ABOUT THIS TASK: Exactly as shown, give the full listing again.
= = = = = = =
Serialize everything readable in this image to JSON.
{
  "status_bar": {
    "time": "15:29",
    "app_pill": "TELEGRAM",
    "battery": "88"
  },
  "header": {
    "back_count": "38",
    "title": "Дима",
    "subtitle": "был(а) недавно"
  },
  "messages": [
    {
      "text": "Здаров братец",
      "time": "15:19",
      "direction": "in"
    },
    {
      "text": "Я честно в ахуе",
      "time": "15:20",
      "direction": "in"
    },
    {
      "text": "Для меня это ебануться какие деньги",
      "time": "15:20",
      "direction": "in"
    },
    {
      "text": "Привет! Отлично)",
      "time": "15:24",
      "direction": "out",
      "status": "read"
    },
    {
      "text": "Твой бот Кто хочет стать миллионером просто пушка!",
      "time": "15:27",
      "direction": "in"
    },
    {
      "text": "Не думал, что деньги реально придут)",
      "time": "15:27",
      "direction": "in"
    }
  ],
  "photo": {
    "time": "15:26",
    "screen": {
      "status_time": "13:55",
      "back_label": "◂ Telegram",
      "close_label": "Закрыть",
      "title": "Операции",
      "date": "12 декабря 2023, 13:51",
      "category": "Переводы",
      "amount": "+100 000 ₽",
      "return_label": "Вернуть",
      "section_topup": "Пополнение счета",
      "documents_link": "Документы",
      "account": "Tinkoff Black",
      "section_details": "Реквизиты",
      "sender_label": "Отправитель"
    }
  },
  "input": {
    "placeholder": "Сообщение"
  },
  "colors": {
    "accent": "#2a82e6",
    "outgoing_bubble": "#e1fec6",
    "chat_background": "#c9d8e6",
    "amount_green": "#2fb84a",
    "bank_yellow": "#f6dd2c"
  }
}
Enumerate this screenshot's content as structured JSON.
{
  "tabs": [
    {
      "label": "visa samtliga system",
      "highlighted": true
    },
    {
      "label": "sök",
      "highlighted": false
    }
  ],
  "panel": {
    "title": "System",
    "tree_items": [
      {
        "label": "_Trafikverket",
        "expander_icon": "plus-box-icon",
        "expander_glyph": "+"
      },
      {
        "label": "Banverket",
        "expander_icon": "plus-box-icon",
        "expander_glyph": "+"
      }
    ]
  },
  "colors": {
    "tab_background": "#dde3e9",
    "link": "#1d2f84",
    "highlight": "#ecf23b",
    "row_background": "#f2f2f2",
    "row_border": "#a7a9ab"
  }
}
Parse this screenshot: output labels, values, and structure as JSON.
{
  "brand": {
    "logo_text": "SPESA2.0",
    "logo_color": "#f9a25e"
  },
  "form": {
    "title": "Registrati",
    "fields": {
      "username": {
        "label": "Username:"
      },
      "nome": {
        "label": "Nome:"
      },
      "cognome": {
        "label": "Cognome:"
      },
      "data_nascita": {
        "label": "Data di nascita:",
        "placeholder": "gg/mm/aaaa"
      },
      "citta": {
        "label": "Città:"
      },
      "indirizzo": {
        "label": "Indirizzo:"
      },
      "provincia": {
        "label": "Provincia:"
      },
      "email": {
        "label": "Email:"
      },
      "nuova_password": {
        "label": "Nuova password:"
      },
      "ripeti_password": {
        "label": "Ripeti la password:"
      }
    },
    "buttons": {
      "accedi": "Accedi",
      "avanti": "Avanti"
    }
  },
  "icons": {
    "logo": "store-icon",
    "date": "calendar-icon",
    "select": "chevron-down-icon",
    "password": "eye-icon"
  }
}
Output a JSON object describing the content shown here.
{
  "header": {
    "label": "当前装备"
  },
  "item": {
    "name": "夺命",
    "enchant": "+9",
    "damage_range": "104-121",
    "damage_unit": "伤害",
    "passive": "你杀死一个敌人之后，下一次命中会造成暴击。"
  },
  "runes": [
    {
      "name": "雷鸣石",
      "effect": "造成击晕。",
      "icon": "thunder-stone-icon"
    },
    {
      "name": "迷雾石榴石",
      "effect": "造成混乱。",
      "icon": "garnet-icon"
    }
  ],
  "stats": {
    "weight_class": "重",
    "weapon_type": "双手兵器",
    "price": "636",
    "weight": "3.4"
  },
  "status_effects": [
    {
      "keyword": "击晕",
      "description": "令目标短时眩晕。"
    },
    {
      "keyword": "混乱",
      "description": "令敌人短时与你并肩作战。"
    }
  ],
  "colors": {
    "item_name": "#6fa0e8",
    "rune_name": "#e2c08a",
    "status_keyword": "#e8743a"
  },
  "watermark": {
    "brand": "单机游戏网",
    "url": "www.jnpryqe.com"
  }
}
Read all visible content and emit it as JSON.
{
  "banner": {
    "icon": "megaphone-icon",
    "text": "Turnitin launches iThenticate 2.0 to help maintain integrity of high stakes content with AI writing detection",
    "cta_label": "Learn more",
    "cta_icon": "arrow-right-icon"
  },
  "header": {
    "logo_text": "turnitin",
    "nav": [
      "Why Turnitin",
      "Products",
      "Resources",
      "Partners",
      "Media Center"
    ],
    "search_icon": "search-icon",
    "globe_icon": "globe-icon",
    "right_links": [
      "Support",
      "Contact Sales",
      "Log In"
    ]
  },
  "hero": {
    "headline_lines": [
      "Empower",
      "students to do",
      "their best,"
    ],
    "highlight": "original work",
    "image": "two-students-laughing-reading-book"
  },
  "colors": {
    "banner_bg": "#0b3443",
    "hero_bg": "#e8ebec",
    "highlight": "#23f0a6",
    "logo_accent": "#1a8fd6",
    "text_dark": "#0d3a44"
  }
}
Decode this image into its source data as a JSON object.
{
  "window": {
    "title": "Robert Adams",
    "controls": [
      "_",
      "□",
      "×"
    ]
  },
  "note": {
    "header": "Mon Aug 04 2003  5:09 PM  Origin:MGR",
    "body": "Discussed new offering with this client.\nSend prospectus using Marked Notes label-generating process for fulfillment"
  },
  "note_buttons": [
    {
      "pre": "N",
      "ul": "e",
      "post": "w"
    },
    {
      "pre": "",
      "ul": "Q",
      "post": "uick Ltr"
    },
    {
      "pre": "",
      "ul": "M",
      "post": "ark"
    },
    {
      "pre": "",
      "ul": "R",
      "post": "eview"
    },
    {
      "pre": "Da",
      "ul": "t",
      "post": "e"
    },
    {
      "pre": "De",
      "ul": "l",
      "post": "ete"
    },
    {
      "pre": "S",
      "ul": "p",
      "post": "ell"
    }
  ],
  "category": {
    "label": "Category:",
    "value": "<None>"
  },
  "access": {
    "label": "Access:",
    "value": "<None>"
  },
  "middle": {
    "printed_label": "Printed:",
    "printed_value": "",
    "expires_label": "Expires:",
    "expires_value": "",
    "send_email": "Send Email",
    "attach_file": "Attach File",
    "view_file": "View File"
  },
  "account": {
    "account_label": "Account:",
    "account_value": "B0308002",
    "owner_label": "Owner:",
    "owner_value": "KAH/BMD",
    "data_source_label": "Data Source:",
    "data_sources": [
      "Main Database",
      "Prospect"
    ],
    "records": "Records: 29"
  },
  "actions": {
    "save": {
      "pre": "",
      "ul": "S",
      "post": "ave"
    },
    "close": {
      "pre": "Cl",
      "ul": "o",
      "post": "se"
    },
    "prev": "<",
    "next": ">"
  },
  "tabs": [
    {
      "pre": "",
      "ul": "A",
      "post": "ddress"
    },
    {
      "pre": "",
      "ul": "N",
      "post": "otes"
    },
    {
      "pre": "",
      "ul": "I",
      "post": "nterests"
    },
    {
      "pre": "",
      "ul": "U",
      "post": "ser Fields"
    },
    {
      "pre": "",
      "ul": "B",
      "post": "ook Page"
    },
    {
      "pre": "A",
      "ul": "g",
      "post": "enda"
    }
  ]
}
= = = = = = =
REPLY:
Serialize everything readable in this image to JSON.
{
  "status_bar": {
    "time": "15:29",
    "app_pill": "TELEGRAM",
    "battery": "88"
  },
  "header": {
    "back_count": "38",
    "title": "Дима",
    "subtitle": "был(а) недавно"
  },
  "messages": [
    {
      "text": "Здаров братец",
      "time": "15:19",
      "direction": "in"
    },
    {
      "text": "Я честно в ахуе",
      "time": "15:20",
      "direction": "in"
    },
    {
      "text": "Для меня это ебануться какие деньги",
      "time": "15:20",
      "direction": "in"
    },
    {
      "text": "Привет! Отлично)",
      "time": "15:24",
      "direction": "out",
      "status": "read"
    },
    {
      "text": "Твой бот Кто хочет стать миллионером просто пушка!",
      "time": "15:27",
      "direction": "in"
    },
    {
      "text": "Не думал, что деньги реально придут)",
      "time": "15:27",
      "direction": "in"
    }
  ],
  "photo": {
    "time": "15:26",
    "screen": {
      "status_time": "13:55",
      "back_label": "◂ Telegram",
      "close_label": "Закрыть",
      "title": "Операции",
      "date": "12 декабря 2023, 13:51",
      "category": "Переводы",
      "amount": "+100 000 ₽",
      "return_label": "Вернуть",
      "section_topup": "Пополнение счета",
      "documents_link": "Документы",
      "account": "Tinkoff Black",
      "section_details": "Реквизиты",
      "sender_label": "Отправитель"
    }
  },
  "input": {
    "placeholder": "Сообщение"
  },
  "colors": {
    "accent": "#2a82e6",
    "outgoing_bubble": "#e1fec6",
    "chat_background": "#c9d8e6",
    "amount_green": "#2fb84a",
    "bank_yellow": "#f6dd2c"
  }
}
Enumerate this screenshot's content as structured JSON.
{
  "tabs": [
    {
      "label": "visa samtliga system",
      "highlighted": true
    },
    {
      "label": "sök",
      "highlighted": false
    }
  ],
  "panel": {
    "title": "System",
    "tree_items": [
      {
        "label": "_Trafikverket",
        "expander_icon": "plus-box-icon",
        "expander_glyph": "+"
      },
      {
        "label": "Banverket",
        "expander_icon": "plus-box-icon",
        "expander_glyph": "+"
      }
    ]
  },
  "colors": {
    "tab_background": "#dde3e9",
    "link": "#1d2f84",
    "highlight": "#ecf23b",
    "row_background": "#f2f2f2",
    "row_border": "#a7a9ab"
  }
}
Parse this screenshot: output labels, values, and structure as JSON.
{
  "brand": {
    "logo_text": "SPESA2.0",
    "logo_color": "#f9a25e"
  },
  "form": {
    "title": "Registrati",
    "fields": {
      "username": {
        "label": "Username:"
      },
      "nome": {
        "label": "Nome:"
      },
      "cognome": {
        "label": "Cognome:"
      },
      "data_nascita": {
        "label": "Data di nascita:",
        "placeholder": "gg/mm/aaaa"
      },
      "citta": {
        "label": "Città:"
      },
      "indirizzo": {
        "label": "Indirizzo:"
      },
      "provincia": {
        "label": "Provincia:"
      },
      "email": {
        "label": "Email:"
      },
      "nuova_password": {
        "label": "Nuova password:"
      },
      "ripeti_password": {
        "label": "Ripeti la password:"
      }
    },
    "buttons": {
      "accedi": "Accedi",
      "avanti": "Avanti"
    }
  },
  "icons": {
    "logo": "store-icon",
    "date": "calendar-icon",
    "select": "chevron-down-icon",
    "password": "eye-icon"
  }
}
Output a JSON object describing the content shown here.
{
  "header": {
    "label": "当前装备"
  },
  "item": {
    "name": "夺命",
    "enchant": "+9",
    "damage_range": "104-121",
    "damage_unit": "伤害",
    "passive": "你杀死一个敌人之后，下一次命中会造成暴击。"
  },
  "runes": [
    {
      "name": "雷鸣石",
      "effect": "造成击晕。",
      "icon": "thunder-stone-icon"
    },
    {
      "name": "迷雾石榴石",
      "effect": "造成混乱。",
      "icon": "garnet-icon"
    }
  ],
  "stats": {
    "weight_class": "重",
    "weapon_type": "双手兵器",
    "price": "636",
    "weight": "3.4"
  },
  "status_effects": [
    {
      "keyword": "击晕",
      "description": "令目标短时眩晕。"
    },
    {
      "keyword": "混乱",
      "description": "令敌人短时与你并肩作战。"
    }
  ],
  "colors": {
    "item_name": "#6fa0e8",
    "rune_name": "#e2c08a",
    "status_keyword": "#e8743a"
  },
  "watermark": {
    "brand": "单机游戏网",
    "url": "www.jnpryqe.com"
  }
}
Read all visible content and emit it as JSON.
{
  "banner": {
    "icon": "megaphone-icon",
    "text": "Turnitin launches iThenticate 2.0 to help maintain integrity of high stakes content with AI writing detection",
    "cta_label": "Learn more",
    "cta_icon": "arrow-right-icon"
  },
  "header": {
    "logo_text": "turnitin",
    "nav": [
      "Why Turnitin",
      "Products",
      "Resources",
      "Partners",
      "Media Center"
    ],
    "search_icon": "search-icon",
    "globe_icon": "globe-icon",
    "right_links": [
      "Support",
      "Contact Sales",
      "Log In"
    ]
  },
  "hero": {
    "headline_lines": [
      "Empower",
      "students to do",
      "their best,"
    ],
    "highlight": "original work",
    "image": "two-students-laughing-reading-book"
  },
  "colors": {
    "banner_bg": "#0b3443",
    "hero_bg": "#e8ebec",
    "highlight": "#23f0a6",
    "logo_accent": "#1a8fd6",
    "text_dark": "#0d3a44"
  }
}
Decode this image into its source data as a JSON object.
{
  "window": {
    "title": "Robert Adams",
    "controls": [
      "_",
      "□",
      "×"
    ]
  },
  "note": {
    "header": "Mon Aug 04 2003  5:09 PM  Origin:MGR",
    "body": "Discussed new offering with this client.\nSend prospectus using Marked Notes label-generating process for fulfillment"
  },
  "note_buttons": [
    {
      "pre": "N",
      "ul": "e",
      "post": "w"
    },
    {
      "pre": "",
      "ul": "Q",
      "post": "uick Ltr"
    },
    {
      "pre": "",
      "ul": "M",
      "post": "ark"
    },
    {
      "pre": "",
      "ul": "R",
      "post": "eview"
    },
    {
      "pre": "Da",
      "ul": "t",
      "post": "e"
    },
    {
      "pre": "De",
      "ul": "l",
      "post": "ete"
    },
    {
      "pre": "S",
      "ul": "p",
      "post": "ell"
    }
  ],
  "category": {
    "label": "Category:",
    "value": "<None>"
  },
  "access": {
    "label": "Access:",
    "value": "<None>"
  },
  "middle": {
    "printed_label": "Printed:",
    "printed_value": "",
    "expires_label": "Expires:",
    "expires_value": "",
    "send_email": "Send Email",
    "attach_file": "Attach File",
    "view_file": "View File"
  },
  "account": {
    "account_label": "Account:",
    "account_value": "B0308002",
    "owner_label": "Owner:",
    "owner_value": "KAH/BMD",
    "data_source_label": "Data Source:",
    "data_sources": [
      "Main Database",
      "Prospect"
    ],
    "records": "Records: 29"
  },
  "actions": {
    "save": {
      "pre": "",
      "ul": "S",
      "post": "ave"
    },
    "close": {
      "pre": "Cl",
      "ul": "o",
      "post": "se"
    },
    "prev": "<",
    "next": ">"
  },
  "tabs": [
    {
      "pre": "",
      "ul": "A",
      "post": "ddress"
    },
    {
      "pre": "",
      "ul": "N",
      "post": "otes"
    },
    {
      "pre": "",
      "ul": "I",
      "post": "nterests"
    },
    {
      "pre": "",
      "ul": "U",
      "post": "ser Fields"
    },
    {
      "pre": "",
      "ul": "B",
      "post": "ook Page"
    },
    {
      "pre": "A",
      "ul": "g",
      "post": "enda"
    }
  ]
}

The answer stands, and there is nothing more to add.